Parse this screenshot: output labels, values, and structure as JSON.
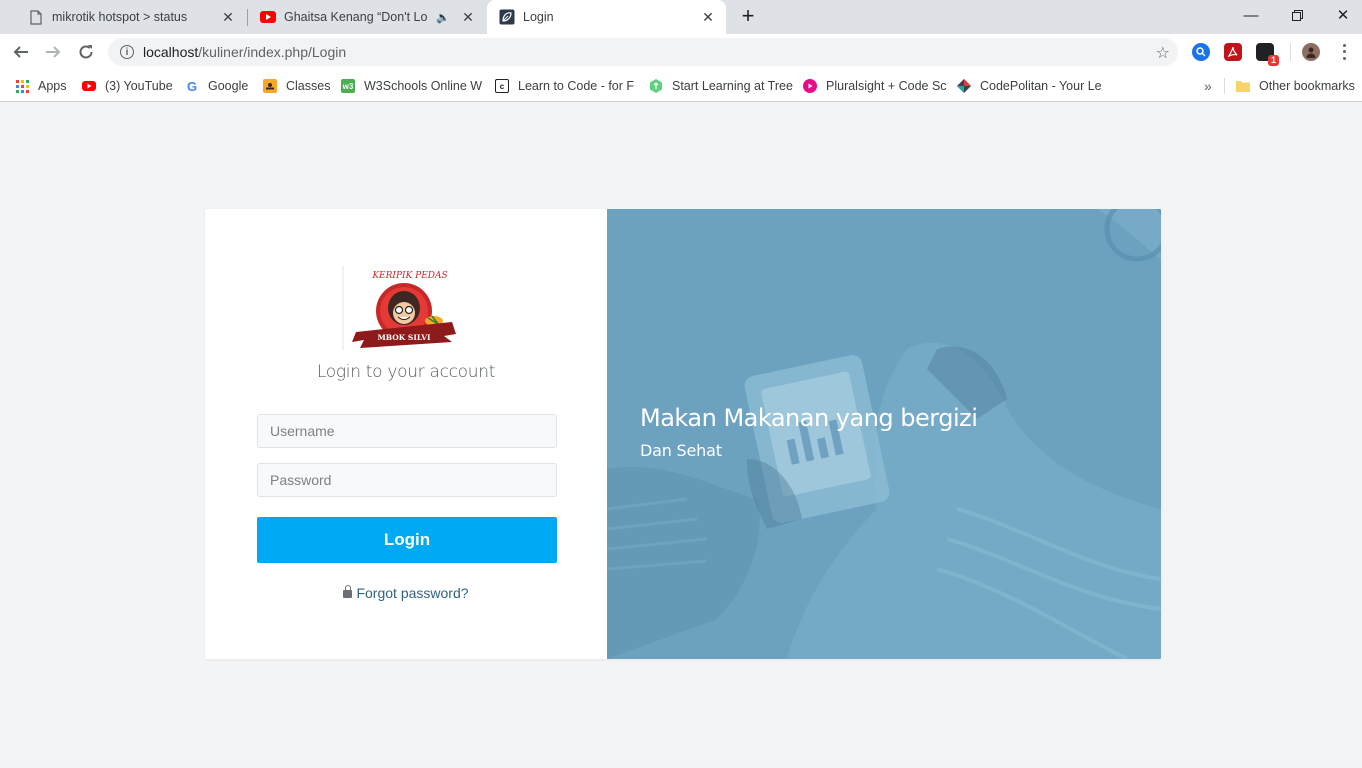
{
  "browser": {
    "tabs": [
      {
        "title": "mikrotik hotspot > status",
        "icon": "document-icon",
        "active": false
      },
      {
        "title": "Ghaitsa Kenang “Don't Look",
        "icon": "youtube-icon",
        "active": false
      },
      {
        "title": "Login",
        "icon": "leaf-icon",
        "active": true
      }
    ],
    "url_host": "localhost",
    "url_path": "/kuliner/index.php/Login",
    "extension_badge": "1",
    "bookmarks": [
      {
        "label": "Apps",
        "icon": "apps-grid-icon"
      },
      {
        "label": "(3) YouTube",
        "icon": "youtube-icon"
      },
      {
        "label": "Google",
        "icon": "google-icon"
      },
      {
        "label": "Classes",
        "icon": "classes-icon"
      },
      {
        "label": "W3Schools Online W",
        "icon": "w3schools-icon"
      },
      {
        "label": "Learn to Code - for F",
        "icon": "codecademy-icon"
      },
      {
        "label": "Start Learning at Tree",
        "icon": "treehouse-icon"
      },
      {
        "label": "Pluralsight + Code Sc",
        "icon": "pluralsight-icon"
      },
      {
        "label": "CodePolitan - Your Le",
        "icon": "codepolitan-icon"
      }
    ],
    "bookmarks_overflow": "»",
    "other_bookmarks": "Other bookmarks"
  },
  "login": {
    "logo_text_top": "KERIPIK PEDAS",
    "logo_text_bottom": "MBOK SILVI",
    "heading": "Login to your account",
    "username_placeholder": "Username",
    "password_placeholder": "Password",
    "button_label": "Login",
    "forgot_label": "Forgot password?"
  },
  "hero": {
    "title": "Makan Makanan yang bergizi",
    "subtitle": "Dan Sehat",
    "overlay_color": "#6ca2c0"
  },
  "colors": {
    "primary_button": "#00a9f4",
    "link": "#31627f"
  }
}
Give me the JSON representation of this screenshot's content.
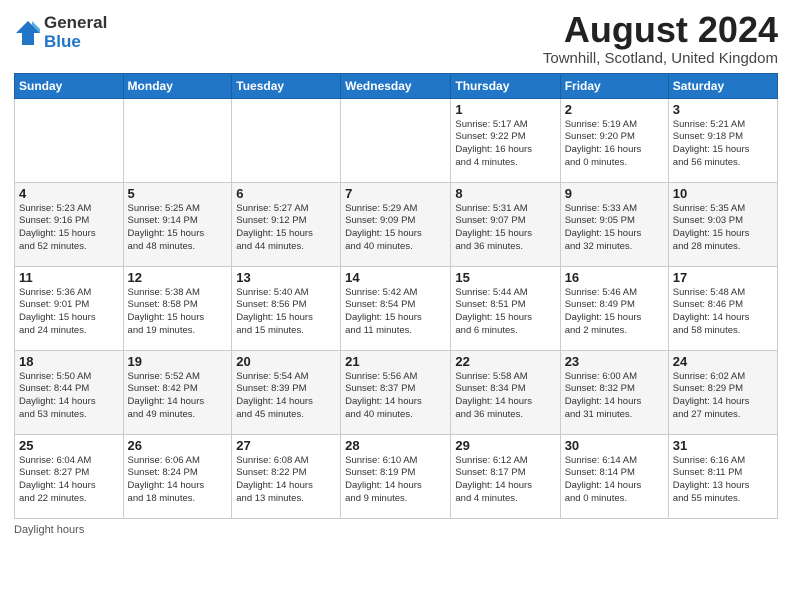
{
  "header": {
    "logo_general": "General",
    "logo_blue": "Blue",
    "main_title": "August 2024",
    "subtitle": "Townhill, Scotland, United Kingdom"
  },
  "calendar": {
    "days_of_week": [
      "Sunday",
      "Monday",
      "Tuesday",
      "Wednesday",
      "Thursday",
      "Friday",
      "Saturday"
    ],
    "weeks": [
      [
        {
          "day": "",
          "info": ""
        },
        {
          "day": "",
          "info": ""
        },
        {
          "day": "",
          "info": ""
        },
        {
          "day": "",
          "info": ""
        },
        {
          "day": "1",
          "info": "Sunrise: 5:17 AM\nSunset: 9:22 PM\nDaylight: 16 hours\nand 4 minutes."
        },
        {
          "day": "2",
          "info": "Sunrise: 5:19 AM\nSunset: 9:20 PM\nDaylight: 16 hours\nand 0 minutes."
        },
        {
          "day": "3",
          "info": "Sunrise: 5:21 AM\nSunset: 9:18 PM\nDaylight: 15 hours\nand 56 minutes."
        }
      ],
      [
        {
          "day": "4",
          "info": "Sunrise: 5:23 AM\nSunset: 9:16 PM\nDaylight: 15 hours\nand 52 minutes."
        },
        {
          "day": "5",
          "info": "Sunrise: 5:25 AM\nSunset: 9:14 PM\nDaylight: 15 hours\nand 48 minutes."
        },
        {
          "day": "6",
          "info": "Sunrise: 5:27 AM\nSunset: 9:12 PM\nDaylight: 15 hours\nand 44 minutes."
        },
        {
          "day": "7",
          "info": "Sunrise: 5:29 AM\nSunset: 9:09 PM\nDaylight: 15 hours\nand 40 minutes."
        },
        {
          "day": "8",
          "info": "Sunrise: 5:31 AM\nSunset: 9:07 PM\nDaylight: 15 hours\nand 36 minutes."
        },
        {
          "day": "9",
          "info": "Sunrise: 5:33 AM\nSunset: 9:05 PM\nDaylight: 15 hours\nand 32 minutes."
        },
        {
          "day": "10",
          "info": "Sunrise: 5:35 AM\nSunset: 9:03 PM\nDaylight: 15 hours\nand 28 minutes."
        }
      ],
      [
        {
          "day": "11",
          "info": "Sunrise: 5:36 AM\nSunset: 9:01 PM\nDaylight: 15 hours\nand 24 minutes."
        },
        {
          "day": "12",
          "info": "Sunrise: 5:38 AM\nSunset: 8:58 PM\nDaylight: 15 hours\nand 19 minutes."
        },
        {
          "day": "13",
          "info": "Sunrise: 5:40 AM\nSunset: 8:56 PM\nDaylight: 15 hours\nand 15 minutes."
        },
        {
          "day": "14",
          "info": "Sunrise: 5:42 AM\nSunset: 8:54 PM\nDaylight: 15 hours\nand 11 minutes."
        },
        {
          "day": "15",
          "info": "Sunrise: 5:44 AM\nSunset: 8:51 PM\nDaylight: 15 hours\nand 6 minutes."
        },
        {
          "day": "16",
          "info": "Sunrise: 5:46 AM\nSunset: 8:49 PM\nDaylight: 15 hours\nand 2 minutes."
        },
        {
          "day": "17",
          "info": "Sunrise: 5:48 AM\nSunset: 8:46 PM\nDaylight: 14 hours\nand 58 minutes."
        }
      ],
      [
        {
          "day": "18",
          "info": "Sunrise: 5:50 AM\nSunset: 8:44 PM\nDaylight: 14 hours\nand 53 minutes."
        },
        {
          "day": "19",
          "info": "Sunrise: 5:52 AM\nSunset: 8:42 PM\nDaylight: 14 hours\nand 49 minutes."
        },
        {
          "day": "20",
          "info": "Sunrise: 5:54 AM\nSunset: 8:39 PM\nDaylight: 14 hours\nand 45 minutes."
        },
        {
          "day": "21",
          "info": "Sunrise: 5:56 AM\nSunset: 8:37 PM\nDaylight: 14 hours\nand 40 minutes."
        },
        {
          "day": "22",
          "info": "Sunrise: 5:58 AM\nSunset: 8:34 PM\nDaylight: 14 hours\nand 36 minutes."
        },
        {
          "day": "23",
          "info": "Sunrise: 6:00 AM\nSunset: 8:32 PM\nDaylight: 14 hours\nand 31 minutes."
        },
        {
          "day": "24",
          "info": "Sunrise: 6:02 AM\nSunset: 8:29 PM\nDaylight: 14 hours\nand 27 minutes."
        }
      ],
      [
        {
          "day": "25",
          "info": "Sunrise: 6:04 AM\nSunset: 8:27 PM\nDaylight: 14 hours\nand 22 minutes."
        },
        {
          "day": "26",
          "info": "Sunrise: 6:06 AM\nSunset: 8:24 PM\nDaylight: 14 hours\nand 18 minutes."
        },
        {
          "day": "27",
          "info": "Sunrise: 6:08 AM\nSunset: 8:22 PM\nDaylight: 14 hours\nand 13 minutes."
        },
        {
          "day": "28",
          "info": "Sunrise: 6:10 AM\nSunset: 8:19 PM\nDaylight: 14 hours\nand 9 minutes."
        },
        {
          "day": "29",
          "info": "Sunrise: 6:12 AM\nSunset: 8:17 PM\nDaylight: 14 hours\nand 4 minutes."
        },
        {
          "day": "30",
          "info": "Sunrise: 6:14 AM\nSunset: 8:14 PM\nDaylight: 14 hours\nand 0 minutes."
        },
        {
          "day": "31",
          "info": "Sunrise: 6:16 AM\nSunset: 8:11 PM\nDaylight: 13 hours\nand 55 minutes."
        }
      ]
    ]
  },
  "footer": {
    "note": "Daylight hours"
  }
}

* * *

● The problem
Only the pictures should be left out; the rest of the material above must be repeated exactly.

● Written answer
Parse this screenshot: output labels, values, and structure as JSON.
{
  "browser": {
    "tabs": [
      {
        "title": "mikrotik hotspot > status",
        "icon": "document-icon",
        "active": false
      },
      {
        "title": "Ghaitsa Kenang “Don't Look",
        "icon": "youtube-icon",
        "active": false
      },
      {
        "title": "Login",
        "icon": "leaf-icon",
        "active": true
      }
    ],
    "url_host": "localhost",
    "url_path": "/kuliner/index.php/Login",
    "extension_badge": "1",
    "bookmarks": [
      {
        "label": "Apps",
        "icon": "apps-grid-icon"
      },
      {
        "label": "(3) YouTube",
        "icon": "youtube-icon"
      },
      {
        "label": "Google",
        "icon": "google-icon"
      },
      {
        "label": "Classes",
        "icon": "classes-icon"
      },
      {
        "label": "W3Schools Online W",
        "icon": "w3schools-icon"
      },
      {
        "label": "Learn to Code - for F",
        "icon": "codecademy-icon"
      },
      {
        "label": "Start Learning at Tree",
        "icon": "treehouse-icon"
      },
      {
        "label": "Pluralsight + Code Sc",
        "icon": "pluralsight-icon"
      },
      {
        "label": "CodePolitan - Your Le",
        "icon": "codepolitan-icon"
      }
    ],
    "bookmarks_overflow": "»",
    "other_bookmarks": "Other bookmarks"
  },
  "login": {
    "logo_text_top": "KERIPIK PEDAS",
    "logo_text_bottom": "MBOK SILVI",
    "heading": "Login to your account",
    "username_placeholder": "Username",
    "password_placeholder": "Password",
    "button_label": "Login",
    "forgot_label": "Forgot password?"
  },
  "hero": {
    "title": "Makan Makanan yang bergizi",
    "subtitle": "Dan Sehat",
    "overlay_color": "#6ca2c0"
  },
  "colors": {
    "primary_button": "#00a9f4",
    "link": "#31627f"
  }
}
Give me the JSON representation of this screenshot's content.
{
  "header": {
    "logo_general": "General",
    "logo_blue": "Blue",
    "main_title": "August 2024",
    "subtitle": "Townhill, Scotland, United Kingdom"
  },
  "calendar": {
    "days_of_week": [
      "Sunday",
      "Monday",
      "Tuesday",
      "Wednesday",
      "Thursday",
      "Friday",
      "Saturday"
    ],
    "weeks": [
      [
        {
          "day": "",
          "info": ""
        },
        {
          "day": "",
          "info": ""
        },
        {
          "day": "",
          "info": ""
        },
        {
          "day": "",
          "info": ""
        },
        {
          "day": "1",
          "info": "Sunrise: 5:17 AM\nSunset: 9:22 PM\nDaylight: 16 hours\nand 4 minutes."
        },
        {
          "day": "2",
          "info": "Sunrise: 5:19 AM\nSunset: 9:20 PM\nDaylight: 16 hours\nand 0 minutes."
        },
        {
          "day": "3",
          "info": "Sunrise: 5:21 AM\nSunset: 9:18 PM\nDaylight: 15 hours\nand 56 minutes."
        }
      ],
      [
        {
          "day": "4",
          "info": "Sunrise: 5:23 AM\nSunset: 9:16 PM\nDaylight: 15 hours\nand 52 minutes."
        },
        {
          "day": "5",
          "info": "Sunrise: 5:25 AM\nSunset: 9:14 PM\nDaylight: 15 hours\nand 48 minutes."
        },
        {
          "day": "6",
          "info": "Sunrise: 5:27 AM\nSunset: 9:12 PM\nDaylight: 15 hours\nand 44 minutes."
        },
        {
          "day": "7",
          "info": "Sunrise: 5:29 AM\nSunset: 9:09 PM\nDaylight: 15 hours\nand 40 minutes."
        },
        {
          "day": "8",
          "info": "Sunrise: 5:31 AM\nSunset: 9:07 PM\nDaylight: 15 hours\nand 36 minutes."
        },
        {
          "day": "9",
          "info": "Sunrise: 5:33 AM\nSunset: 9:05 PM\nDaylight: 15 hours\nand 32 minutes."
        },
        {
          "day": "10",
          "info": "Sunrise: 5:35 AM\nSunset: 9:03 PM\nDaylight: 15 hours\nand 28 minutes."
        }
      ],
      [
        {
          "day": "11",
          "info": "Sunrise: 5:36 AM\nSunset: 9:01 PM\nDaylight: 15 hours\nand 24 minutes."
        },
        {
          "day": "12",
          "info": "Sunrise: 5:38 AM\nSunset: 8:58 PM\nDaylight: 15 hours\nand 19 minutes."
        },
        {
          "day": "13",
          "info": "Sunrise: 5:40 AM\nSunset: 8:56 PM\nDaylight: 15 hours\nand 15 minutes."
        },
        {
          "day": "14",
          "info": "Sunrise: 5:42 AM\nSunset: 8:54 PM\nDaylight: 15 hours\nand 11 minutes."
        },
        {
          "day": "15",
          "info": "Sunrise: 5:44 AM\nSunset: 8:51 PM\nDaylight: 15 hours\nand 6 minutes."
        },
        {
          "day": "16",
          "info": "Sunrise: 5:46 AM\nSunset: 8:49 PM\nDaylight: 15 hours\nand 2 minutes."
        },
        {
          "day": "17",
          "info": "Sunrise: 5:48 AM\nSunset: 8:46 PM\nDaylight: 14 hours\nand 58 minutes."
        }
      ],
      [
        {
          "day": "18",
          "info": "Sunrise: 5:50 AM\nSunset: 8:44 PM\nDaylight: 14 hours\nand 53 minutes."
        },
        {
          "day": "19",
          "info": "Sunrise: 5:52 AM\nSunset: 8:42 PM\nDaylight: 14 hours\nand 49 minutes."
        },
        {
          "day": "20",
          "info": "Sunrise: 5:54 AM\nSunset: 8:39 PM\nDaylight: 14 hours\nand 45 minutes."
        },
        {
          "day": "21",
          "info": "Sunrise: 5:56 AM\nSunset: 8:37 PM\nDaylight: 14 hours\nand 40 minutes."
        },
        {
          "day": "22",
          "info": "Sunrise: 5:58 AM\nSunset: 8:34 PM\nDaylight: 14 hours\nand 36 minutes."
        },
        {
          "day": "23",
          "info": "Sunrise: 6:00 AM\nSunset: 8:32 PM\nDaylight: 14 hours\nand 31 minutes."
        },
        {
          "day": "24",
          "info": "Sunrise: 6:02 AM\nSunset: 8:29 PM\nDaylight: 14 hours\nand 27 minutes."
        }
      ],
      [
        {
          "day": "25",
          "info": "Sunrise: 6:04 AM\nSunset: 8:27 PM\nDaylight: 14 hours\nand 22 minutes."
        },
        {
          "day": "26",
          "info": "Sunrise: 6:06 AM\nSunset: 8:24 PM\nDaylight: 14 hours\nand 18 minutes."
        },
        {
          "day": "27",
          "info": "Sunrise: 6:08 AM\nSunset: 8:22 PM\nDaylight: 14 hours\nand 13 minutes."
        },
        {
          "day": "28",
          "info": "Sunrise: 6:10 AM\nSunset: 8:19 PM\nDaylight: 14 hours\nand 9 minutes."
        },
        {
          "day": "29",
          "info": "Sunrise: 6:12 AM\nSunset: 8:17 PM\nDaylight: 14 hours\nand 4 minutes."
        },
        {
          "day": "30",
          "info": "Sunrise: 6:14 AM\nSunset: 8:14 PM\nDaylight: 14 hours\nand 0 minutes."
        },
        {
          "day": "31",
          "info": "Sunrise: 6:16 AM\nSunset: 8:11 PM\nDaylight: 13 hours\nand 55 minutes."
        }
      ]
    ]
  },
  "footer": {
    "note": "Daylight hours"
  }
}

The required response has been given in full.